Family-supportive supervisor behaviour positively affects work behaviour and nonwork well-being among men in long-term care.

Journal Article (Journal Article)

AIMS: This study examined whether family-supportive supervisor behavior is associated with work behavior (safety compliance and organizational citizenship behavior) and nonwork well#x2010;being (family time adequacy, time in bed and sleep quality) among men working in long-term care. Men's nonwork care roles for children (double-duty-child caregivers), adult relatives (double-duty-adult caregivers), or children and adult relatives (triple-duty caregivers) were assessed as moderators. BACKGROUND: Family-supportive supervisor behaviour is a modifiable workplace practice that may help recruit and retain men in nursing amid their increasing nonwork demands. METHOD: Multiple linear regression analysis was performed on cross-sectional, secondary survey data from 122 men working in U.S.-based nursing homes. RESULTS: Family-supportive supervisor behaviour was directly and positively related to safety compliance, organisational citizenship behaviour and family time adequacy. It was also positively associated with time in bed and sleep quality for double-duty caregivers. CONCLUSION: Family-supportive supervisor behaviour plays an important role in the work behaviour and nonwork well-being of men with and without nonwork care roles in the long-term care workforce, a finding with favourable implications at the employee and organisational level. IMPLICATIONS FOR NURSING MANAGEMENT: Managers need to recognize that family-supportive supervisor behavior can benefit men, as many have nonwork caregiving responsibilities. Training may facilitate nurse managers' engagement in family-supportive supervisor behaviour and, in turn, improve employees' work and nonwork outcomes (link to training resources provided).

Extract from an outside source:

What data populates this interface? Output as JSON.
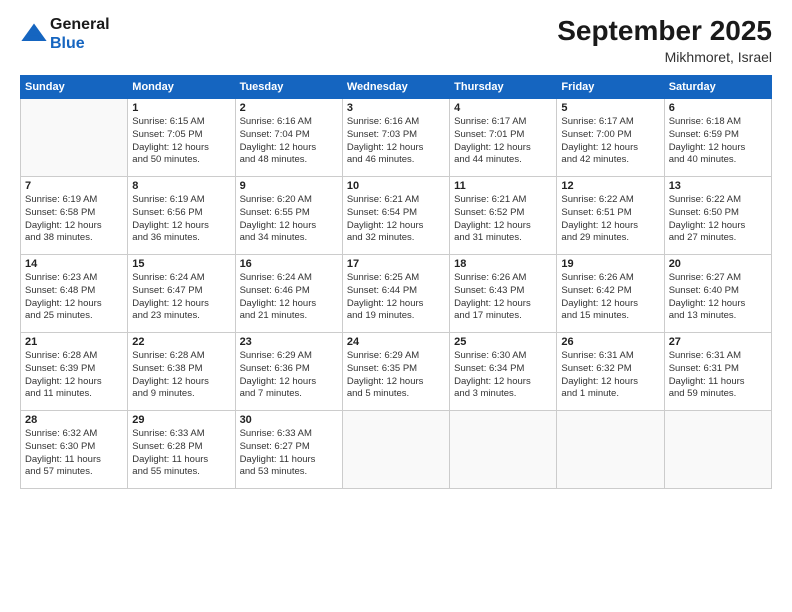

Full Text

Duke Authors

Cited Authors

  • DePasquale, N

Published Date

  • October 2020

Published In

Volume / Issue

  • 28 / 7

Start / End Page

  • 1504 - 1514

PubMed ID

  • 32677064

Pubmed Central ID

  • PMC7722109

Electronic International Standard Serial Number (EISSN)

  • 1365-2834

Digital Object Identifier (DOI)

  • 10.1111/jonm.13091


  • eng

Conference Location

  • England